This bizarre phenomenon goes by several names, such as Stuck Song Syndrome, Sticky Music, or, the scientifically preferred Involuntary Musical Imagery. I’m going to stick with Earworm, because it’s the shortest, plus it reminds me of my childhood.
Earworms are songs that play in your mind even (and especially) when you don’t want them to. “But why is it always music?”, you may ask.
Well, just how often do you have an experience identical to a previous one? Think about it. Recorded music is pretty unique amongst life’s experiences. If you see the same object (say, a poster in your room) over and over, it will always be slightly different: the angle will be slightly different, and differences in lighting may make the colours appear more or less vivid. With music there is very little variation of this kind. You hear pretty much exactly the same thing every time.
Now think, what tactic do you use when you’re trying to learn vocabulary, when you really want that new word to stick in your head? You repeat it as exactly as possible. And then repeat it again. By listening to something repeatedly, you’re sending your mind the wrong signals – that you want to memorise it. You’re telling your brain that this song is something important,, and your mind retaliates by learning it so well that it becomes something you can experience again and again and again…. These memories eventually reach long-term memory, so even very old Earworms can be resurrected when you prompt them with the right cue.
Business savvy people have turned this strange habit of our brains into, well, a business: now you can learn your French vocabs by turning them into Earworms, or should I say “vers d’oreille” (yeah, that’s French for Earworm).
Another question that goes hand-in-hand with the whole why-the-hell of Earworms, is why certain songs trigger it, and some just don’t. Researchers at Goldsmiths University, London (in a combined effort with BBC Radio) may have the answer. It turns out that they can pretty accurately predict a song’s potential to stick in people’s heads based on certain patterns (they’re not sharing the specifics with us just yet). Irrespective of specific song features, Earworms tend to be songs you’ve heard a lot (makes sense) and songs you like (could have guessed that, really).
But fear not! There is a cure: keep your brain busy enough so there’s no mental space left for the intrusive song. Science says anagrams do the trick, as does a gripping novel. If the task is too easy, your mind can (and probably will) play the song back at the same time. If the task it too hard, your mind gives up and turns to the much easier task of replaying the song. It’s a real-life Goldilocks situation, just without the whole risk of being eaten alive by angry bears.

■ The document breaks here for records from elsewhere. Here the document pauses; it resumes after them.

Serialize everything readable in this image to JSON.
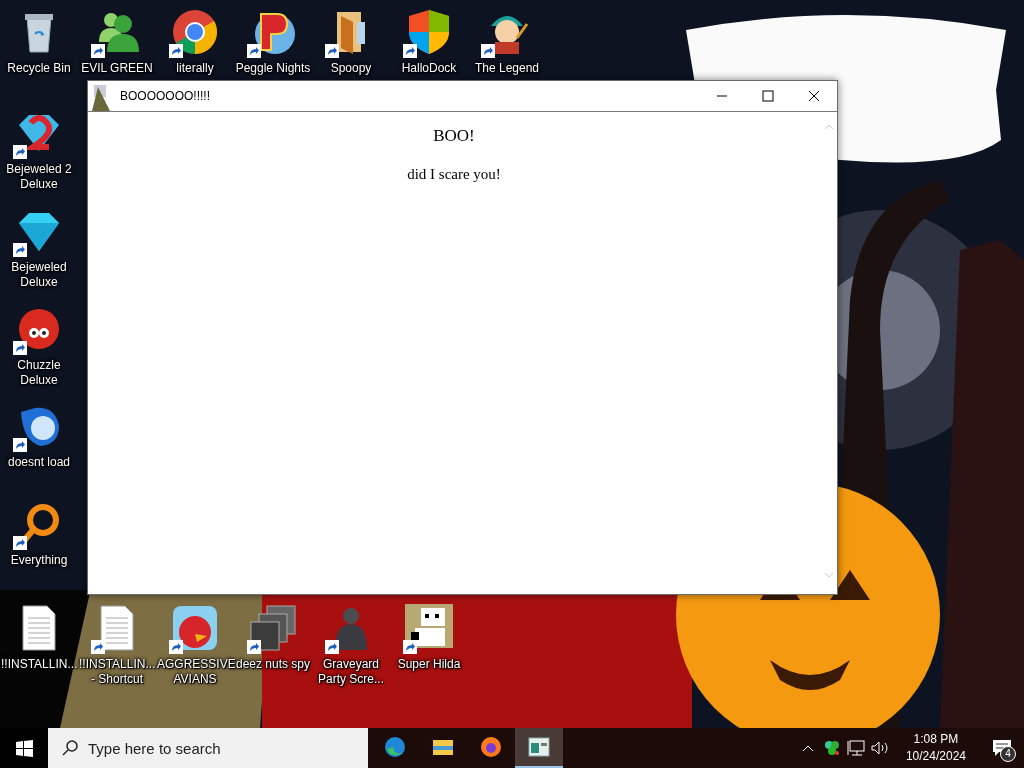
{
  "desktop": {
    "top_row": [
      {
        "label": "Recycle Bin",
        "kind": "trash",
        "shortcut": false
      },
      {
        "label": "EVIL GREEN",
        "kind": "people",
        "shortcut": true
      },
      {
        "label": "literally",
        "kind": "browser",
        "shortcut": true
      },
      {
        "label": "Peggle Nights",
        "kind": "letter-ball",
        "shortcut": true
      },
      {
        "label": "Spoopy",
        "kind": "folder",
        "shortcut": true
      },
      {
        "label": "HalloDock",
        "kind": "shield",
        "shortcut": true
      },
      {
        "label": "The Legend",
        "kind": "character",
        "shortcut": true
      }
    ],
    "left_column": [
      {
        "label": "Bejeweled 2 Deluxe",
        "kind": "gem-two",
        "shortcut": true
      },
      {
        "label": "Bejeweled Deluxe",
        "kind": "gem",
        "shortcut": true
      },
      {
        "label": "Chuzzle Deluxe",
        "kind": "fuzzball",
        "shortcut": true
      },
      {
        "label": "doesnt load",
        "kind": "blue-bird",
        "shortcut": true
      },
      {
        "label": "Everything",
        "kind": "ring",
        "shortcut": true
      }
    ],
    "bottom_row": [
      {
        "label": "!!INSTALLIN...",
        "kind": "document",
        "shortcut": false
      },
      {
        "label": "!!INSTALLIN... - Shortcut",
        "kind": "document",
        "shortcut": true
      },
      {
        "label": "AGGRESSIVE AVIANS",
        "kind": "red-bird",
        "shortcut": true
      },
      {
        "label": "deez nuts spy",
        "kind": "stack",
        "shortcut": true
      },
      {
        "label": "Graveyard Party Scre...",
        "kind": "figure",
        "shortcut": true
      },
      {
        "label": "Super Hilda",
        "kind": "pixel",
        "shortcut": true
      }
    ]
  },
  "window": {
    "title": "BOOOOOOO!!!!!",
    "heading": "BOO!",
    "text": "did I scare you!"
  },
  "taskbar": {
    "search": {
      "placeholder": "Type here to search"
    },
    "apps": [
      {
        "kind": "edge",
        "selected": false
      },
      {
        "kind": "folder",
        "selected": false
      },
      {
        "kind": "firefox",
        "selected": false
      },
      {
        "kind": "window",
        "selected": true
      }
    ],
    "time": "1:08 PM",
    "date": "10/24/2024",
    "notifications": "4"
  }
}
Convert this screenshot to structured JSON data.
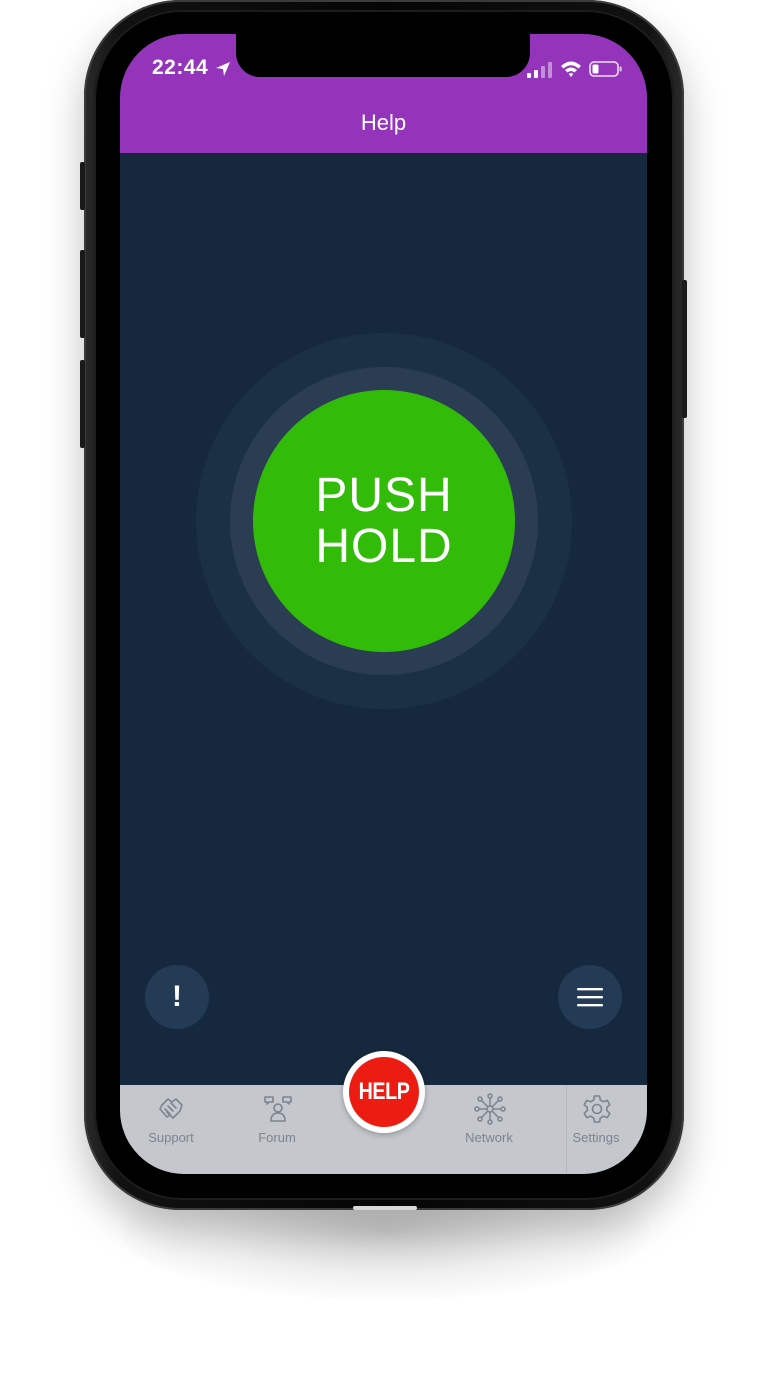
{
  "status_bar": {
    "time": "22:44",
    "icons": [
      "location-arrow-icon",
      "signal-icon",
      "wifi-icon",
      "battery-icon"
    ]
  },
  "header": {
    "title": "Help"
  },
  "main": {
    "push_button": {
      "line1": "PUSH",
      "line2": "HOLD"
    },
    "alert_button": {
      "label": "!"
    },
    "menu_button": {
      "icon": "hamburger-menu-icon"
    }
  },
  "tab_bar": {
    "tabs": [
      {
        "label": "Support",
        "icon": "handshake-icon"
      },
      {
        "label": "Forum",
        "icon": "forum-people-icon"
      },
      {
        "label": "Network",
        "icon": "network-icon"
      },
      {
        "label": "Settings",
        "icon": "gear-icon"
      }
    ],
    "help_button": {
      "label": "HELP"
    }
  },
  "colors": {
    "header": "#9434bb",
    "background": "#16283d",
    "push_button": "#33bb0a",
    "help_button": "#ec1c13",
    "tab_bar": "#c4c8cd"
  }
}
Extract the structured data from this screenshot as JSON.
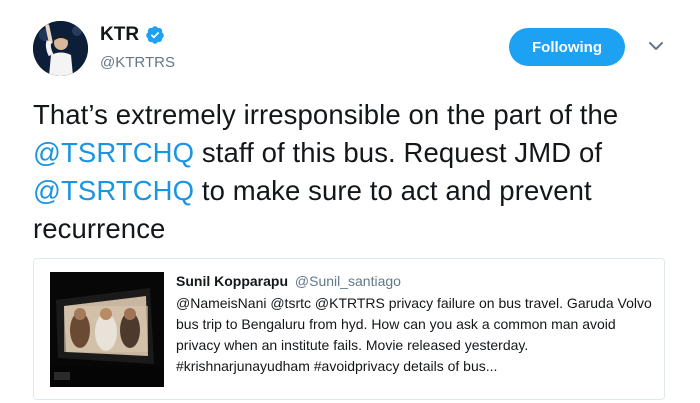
{
  "author": {
    "name": "KTR",
    "handle": "@KTRTRS",
    "verified": true
  },
  "follow_button": {
    "label": "Following",
    "color": "#1da1f2"
  },
  "tweet": {
    "segments": [
      {
        "text": "That’s extremely irresponsible on the part of the ",
        "type": "text"
      },
      {
        "text": "@TSRTCHQ",
        "type": "mention"
      },
      {
        "text": " staff of this bus. Request JMD of ",
        "type": "text"
      },
      {
        "text": "@TSRTCHQ",
        "type": "mention"
      },
      {
        "text": " to make sure to act and prevent recurrence",
        "type": "text"
      }
    ],
    "mention_color": "#1b95e0"
  },
  "quoted_tweet": {
    "name": "Sunil Kopparapu",
    "handle": "@Sunil_santiago",
    "text": "@NameisNani @tsrtc @KTRTRS privacy failure on bus travel. Garuda Volvo bus trip to Bengaluru from hyd. How can you ask a common man avoid privacy when an institute fails. Movie released yesterday. #krishnarjunayudham #avoidprivacy details of bus...",
    "media": "bus-video-screen-thumbnail"
  },
  "icons": {
    "verified": "verified-badge-icon",
    "caret": "chevron-down-icon"
  }
}
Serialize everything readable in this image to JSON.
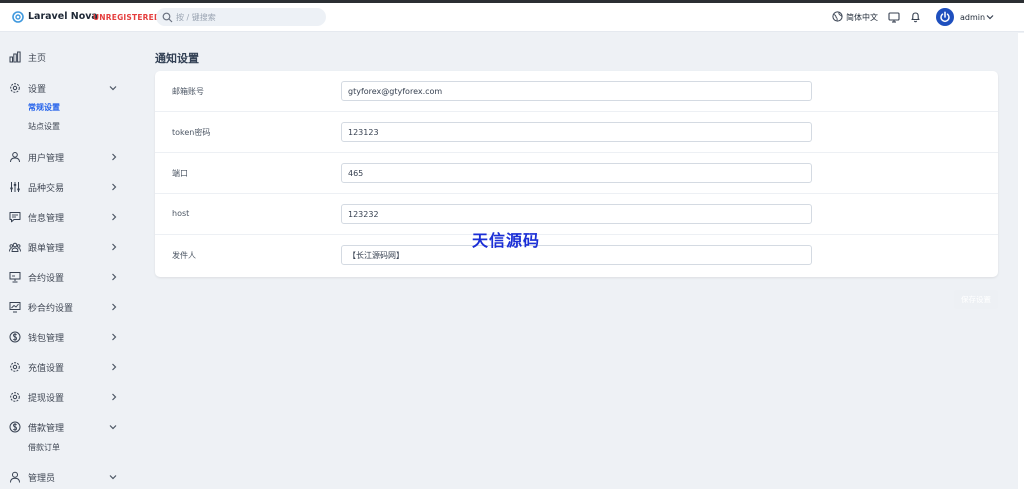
{
  "header": {
    "brand": "Laravel Nova",
    "badge": "UNREGISTERED",
    "search_placeholder": "按 / 键搜索",
    "language": "简体中文",
    "user_name": "admin"
  },
  "sidebar": {
    "items": [
      {
        "label": "主页",
        "icon": "chart-bar-icon"
      },
      {
        "label": "设置",
        "icon": "gear-icon",
        "expanded": true,
        "children": [
          {
            "label": "常规设置",
            "active": true
          },
          {
            "label": "站点设置",
            "active": false
          }
        ]
      },
      {
        "label": "用户管理",
        "icon": "users-icon"
      },
      {
        "label": "品种交易",
        "icon": "sliders-icon"
      },
      {
        "label": "信息管理",
        "icon": "message-icon"
      },
      {
        "label": "跟单管理",
        "icon": "user-group-icon"
      },
      {
        "label": "合约设置",
        "icon": "presentation-icon"
      },
      {
        "label": "秒合约设置",
        "icon": "trend-chart-icon"
      },
      {
        "label": "钱包管理",
        "icon": "dollar-circle-icon"
      },
      {
        "label": "充值设置",
        "icon": "gear-icon"
      },
      {
        "label": "提现设置",
        "icon": "gear-icon"
      },
      {
        "label": "借款管理",
        "icon": "dollar-circle-icon",
        "expanded": true,
        "children": [
          {
            "label": "借款订单",
            "active": false
          }
        ]
      },
      {
        "label": "管理员",
        "icon": "user-icon",
        "expanded": true
      }
    ]
  },
  "main": {
    "title": "通知设置",
    "fields": [
      {
        "label": "邮箱账号",
        "value": "gtyforex@gtyforex.com"
      },
      {
        "label": "token密码",
        "value": "123123"
      },
      {
        "label": "端口",
        "value": "465"
      },
      {
        "label": "host",
        "value": "123232"
      },
      {
        "label": "发件人",
        "value": "【长江源码网】"
      }
    ],
    "save_label": "保存设置"
  },
  "watermark": "天信源码",
  "colors": {
    "accent": "#2563eb",
    "badge": "#e53e3e",
    "avatar": "#1e4fbe",
    "watermark": "#1b2fd6"
  }
}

Question from Mad Moules via Facebook
Answer by Isabel Hutchison